And they don't need to be.
And I don't know what else say because chiding someone who's already paid the ultimate price for their own carelessness seems redundant.
While I was writing this piece a strangely prescient song came on the Cake Radio station on Pandora which I happened to be listening to: Johnny Cash's "God's Gonna Cut You Down". I think I'll end with that:

Tuesday, June 14, 2011

Picture of the Day: "Morels - $49.99/lb"


I took this picture at the Marsh supermarket near our apartment. It is late spring and mushroom hunting season has just finished peaking here in Indiana. Ash and I found mounds of morels near her parents' cabin, so we didn't feel the need to pay the exorbitant prices found here. Also, they were in the open air drying out, so they weren't moist and fresh like they should be.
Regardless, I estimate that if you digested diligently you could probably consume about $150 worth of morels before a manager arrived to have you arrested.

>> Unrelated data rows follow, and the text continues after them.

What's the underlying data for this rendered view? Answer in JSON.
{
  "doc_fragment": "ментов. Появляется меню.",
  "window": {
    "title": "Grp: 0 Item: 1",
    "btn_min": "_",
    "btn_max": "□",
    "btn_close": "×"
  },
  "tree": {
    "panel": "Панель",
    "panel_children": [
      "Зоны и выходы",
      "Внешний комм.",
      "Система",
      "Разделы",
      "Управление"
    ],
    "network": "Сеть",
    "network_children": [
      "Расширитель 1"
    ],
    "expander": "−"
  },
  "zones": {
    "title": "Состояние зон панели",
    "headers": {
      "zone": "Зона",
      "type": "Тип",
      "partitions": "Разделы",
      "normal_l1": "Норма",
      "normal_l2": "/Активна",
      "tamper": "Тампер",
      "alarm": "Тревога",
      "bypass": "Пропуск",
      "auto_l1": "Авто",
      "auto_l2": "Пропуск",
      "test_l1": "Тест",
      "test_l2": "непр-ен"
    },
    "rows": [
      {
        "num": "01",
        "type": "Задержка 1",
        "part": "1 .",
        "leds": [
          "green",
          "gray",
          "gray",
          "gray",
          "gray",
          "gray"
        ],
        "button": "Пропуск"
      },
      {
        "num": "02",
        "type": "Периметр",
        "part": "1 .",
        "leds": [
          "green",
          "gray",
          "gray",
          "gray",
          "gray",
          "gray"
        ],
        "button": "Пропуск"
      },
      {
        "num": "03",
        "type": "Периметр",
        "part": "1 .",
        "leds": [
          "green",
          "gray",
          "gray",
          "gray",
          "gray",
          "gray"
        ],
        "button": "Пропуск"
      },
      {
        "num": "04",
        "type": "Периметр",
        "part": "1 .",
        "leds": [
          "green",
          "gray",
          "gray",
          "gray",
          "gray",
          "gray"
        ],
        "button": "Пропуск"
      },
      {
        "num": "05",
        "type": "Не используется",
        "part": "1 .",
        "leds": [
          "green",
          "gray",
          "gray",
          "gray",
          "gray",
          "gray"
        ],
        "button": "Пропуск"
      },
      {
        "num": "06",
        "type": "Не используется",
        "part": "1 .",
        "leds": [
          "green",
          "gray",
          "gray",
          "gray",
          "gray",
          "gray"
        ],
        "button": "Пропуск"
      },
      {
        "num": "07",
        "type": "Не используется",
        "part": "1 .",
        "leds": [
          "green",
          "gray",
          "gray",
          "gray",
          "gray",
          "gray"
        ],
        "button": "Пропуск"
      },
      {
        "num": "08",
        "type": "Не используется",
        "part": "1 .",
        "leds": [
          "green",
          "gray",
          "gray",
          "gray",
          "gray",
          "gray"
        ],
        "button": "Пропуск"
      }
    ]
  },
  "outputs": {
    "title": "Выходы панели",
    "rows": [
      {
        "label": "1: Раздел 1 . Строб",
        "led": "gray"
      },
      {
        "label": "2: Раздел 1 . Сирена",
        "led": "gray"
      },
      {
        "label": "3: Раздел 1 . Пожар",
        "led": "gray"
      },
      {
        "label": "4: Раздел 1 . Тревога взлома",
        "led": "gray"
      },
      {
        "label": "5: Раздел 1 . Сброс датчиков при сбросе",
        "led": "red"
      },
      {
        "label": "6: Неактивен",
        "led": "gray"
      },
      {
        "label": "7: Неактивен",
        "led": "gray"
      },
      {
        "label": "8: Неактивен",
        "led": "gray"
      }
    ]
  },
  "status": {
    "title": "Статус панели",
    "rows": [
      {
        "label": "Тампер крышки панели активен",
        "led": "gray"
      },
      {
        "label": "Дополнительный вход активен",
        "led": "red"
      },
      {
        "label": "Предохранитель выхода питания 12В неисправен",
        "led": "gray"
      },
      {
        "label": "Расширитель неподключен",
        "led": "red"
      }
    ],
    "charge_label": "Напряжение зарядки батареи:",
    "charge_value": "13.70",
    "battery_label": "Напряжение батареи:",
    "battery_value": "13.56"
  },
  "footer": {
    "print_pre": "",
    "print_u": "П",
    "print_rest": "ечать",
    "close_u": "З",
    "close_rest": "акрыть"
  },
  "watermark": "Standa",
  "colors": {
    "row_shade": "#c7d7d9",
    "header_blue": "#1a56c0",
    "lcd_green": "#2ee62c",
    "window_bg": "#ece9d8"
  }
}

Monday, June 6, 2011

Movie Review: 127 Hours (2010)


There will never be another movie like 127 Hours.
And maybe that's a good thing.
The true story of Aron Ralston (James Franco) is so excruciating to watch there is truly no way I can imagine every desiring to see this movie ever again. This Danny Boyle joint belongs beside other classy squirmfests such as Requiem For a Dream and Happiness in the one-hitter quitter category. The inevitable plane-into-the-side-of-the-mountain moment happens remarkably quickly in the run-time. No sooner has he left his house without taking his Swiss army knife or telling anyone where he's going, does he escort a pair lost female hikers to safety. Twenty minutes into the film and we're already trapped in the crevasse with Aron, his arm pulverized behind a giant boulder. And all he has to comfort him comprises of a video camera, digital camera, dull multi-tool, one bottle of water, his Capital One card--
Which brings me to one of the most distracting features about 127 Hours: the incessant product placement. During a dream sequence he images out loud how refreshing a Mountain Dew would be. When he has another hallucination he plots the route back to his abandoned car, only to find a sweaty bottle of Gatorade waiting for him. Another vision has him watching a beautiful woman sip from glass bottle of Pepsi. Needless to say, the PepsiCo family of products was well-represented here. I'm almost surprised we didn't see him eat a hearty breakfast of Quaker Oats and a Naked Juice to wash it down with and a refreshing Lipton Tea to finish. Once could almost create a drinking game of the corporate shout outs.
And believe me, you'll want to drink.
SPOILER ALERT: He chops his arm off with the dull blade of the Made-In-China multi-tool to get out.
But then, you knew that already, didn't you?
I don't want to give away the whole movie, but it may or may not surprise you to learn that we get to see the real Aron Ralston in yet another dream sequence at the end of the movie. I imagine that having James Franco play you in movie by the director of 28 Days Later couldn't feel that bad.
For all its problems, this is still probably just about as well as this concept could have been executed. Danny Boyle drags us down the hole and doesn't let us out until we've actually felt like we getting our own limbs severed. I flinched and moaned on several occasions, but I feel like they pulled off a really good movie. Everyone here is talented and determined: from subject to actor to director.
And in the end that's what counts: for whatever else anyone wants to say about Aron Ralston, one thing is true: when it counted he did whatever he needed to do to survive.